Designer Patrick Sutton called on street artist Gaia and sculptor Adam Scott Cook to create two of the pieces that help build the hotel’s nod to Baltimore culture and history. Gaia uses a large, bold painting of Francis Scott Key to brighten the Pendry’s otherwise dark lobby lounge and Cook crafted his steel sculpture “Rituals” at the hotel’s entrance that features bends mimicking the waves in the harbor.

“We wanted to make sure that the relevance of the building stayed true to Baltimore tradition, to Baltimore culture,” says Jon Chocklett, the director of sales and marketing. “Both Kevin and Patrick are storytellers and it is really represented from the moment you either pull up or walk up to the hotel.”

HandleBar Cafe
After Marla Streb spent 20 years racing mountain bikes professionally out west, the Baltimore native returned to her hometown with her husband and opened the HandleBar Cafe, a restaurant-bikeshop hybrid. They knew they wanted bike-themed art by a local cyclist to decorate their walls, but didn’t want to wade into kitschy or over-the-top designs.

While riding the trails, Streb struck a deal with self-taught artist Kelly L. Walker. With previous experience working in an auto-body shop, Walker used vibrant colors and stencils of cyclists to create a series of bold paintings scattered across the restaurant walls.

“The art really elevates the atmosphere in here,” Streb says. “It’s comforting to see talent in the community. I know that there’s some really beautiful murals around town that are from people from New York. It doesn’t feel as nice.
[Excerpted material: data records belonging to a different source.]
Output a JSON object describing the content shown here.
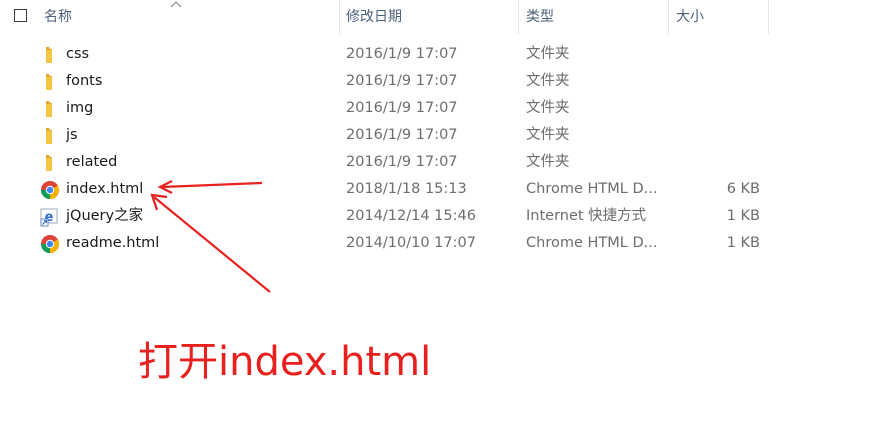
{
  "header": {
    "name": "名称",
    "date": "修改日期",
    "type": "类型",
    "size": "大小"
  },
  "files": [
    {
      "name": "css",
      "date": "2016/1/9 17:07",
      "type": "文件夹",
      "size": "",
      "icon": "folder-icon"
    },
    {
      "name": "fonts",
      "date": "2016/1/9 17:07",
      "type": "文件夹",
      "size": "",
      "icon": "folder-icon"
    },
    {
      "name": "img",
      "date": "2016/1/9 17:07",
      "type": "文件夹",
      "size": "",
      "icon": "folder-icon"
    },
    {
      "name": "js",
      "date": "2016/1/9 17:07",
      "type": "文件夹",
      "size": "",
      "icon": "folder-icon"
    },
    {
      "name": "related",
      "date": "2016/1/9 17:07",
      "type": "文件夹",
      "size": "",
      "icon": "folder-icon"
    },
    {
      "name": "index.html",
      "date": "2018/1/18 15:13",
      "type": "Chrome HTML D...",
      "size": "6 KB",
      "icon": "chrome-icon"
    },
    {
      "name": "jQuery之家",
      "date": "2014/12/14 15:46",
      "type": "Internet 快捷方式",
      "size": "1 KB",
      "icon": "internet-shortcut-icon"
    },
    {
      "name": "readme.html",
      "date": "2014/10/10 17:07",
      "type": "Chrome HTML D...",
      "size": "1 KB",
      "icon": "chrome-icon"
    }
  ],
  "annotation": {
    "text": "打开index.html",
    "color": "#e8211f"
  },
  "colors": {
    "folder": "#f4c542",
    "header_text": "#4c607a",
    "secondary_text": "#6d6d6d"
  }
}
It’s more engaging having local talent.”

Royal Sonesta Harbor Court Hotel
Crystal Moll, a Baltimore artist with a career spanning nearly three decades, partnered with the Royal Sonesta Harbor Court Hotel to rotate work through its second-floor exhibit. Moll has most recently installed new works for a show titled “Urban and Land-Scapes” that shows work from local artists that runs until mid-March.

Moll, whose own gallery is only blocks away from Royal Sonesta, describes the hotel as “very community-oriented.” The hotel gallery has sold at least five or six artists’ works with 10 percent of the profits going toward a men’s shelter in Federal Hill.

“I tell almost every young artist I deal with . . . to go put their paintings in restaurant, to put them in their dentist’s office, to put them in their accountant’s office—literally wherever they can,” Moll says. “Have a wall that shows their work off. It’s a long building process if you’re going to be an artist and be successful.”

Station North Arts Cafe
Station North Arts Cafe Owner Kevin Brown has been selecting work from Baltimore artists for the joint’s two galleries for more than a decade. In that time, about 144 artists’ works have cycled through the walls—with about $60,000 worth of sales going into their pockets.

Some of the artists have gone on to launch widely successful careers, such as Stephen Towns, who has an upcoming exhibit at the Baltimore Museum of Art, or Alfonso Fernandez, a Creative Alliance artist in residence. “There’s been growth for the artists that we’ve shown here — both male and female, black and white, young and old,” says Brown. “The only requirement is that you’re from Baltimore.”

Brown describes the cafe as a “simple thread in the tapestry” in Charm City’s vast art scene. “It’s here, it’s authentic, it’s grown organically,” Brown says. “It’s not just a trend or fad. It has legs to come and stand up. It’s going to be around for a minute.”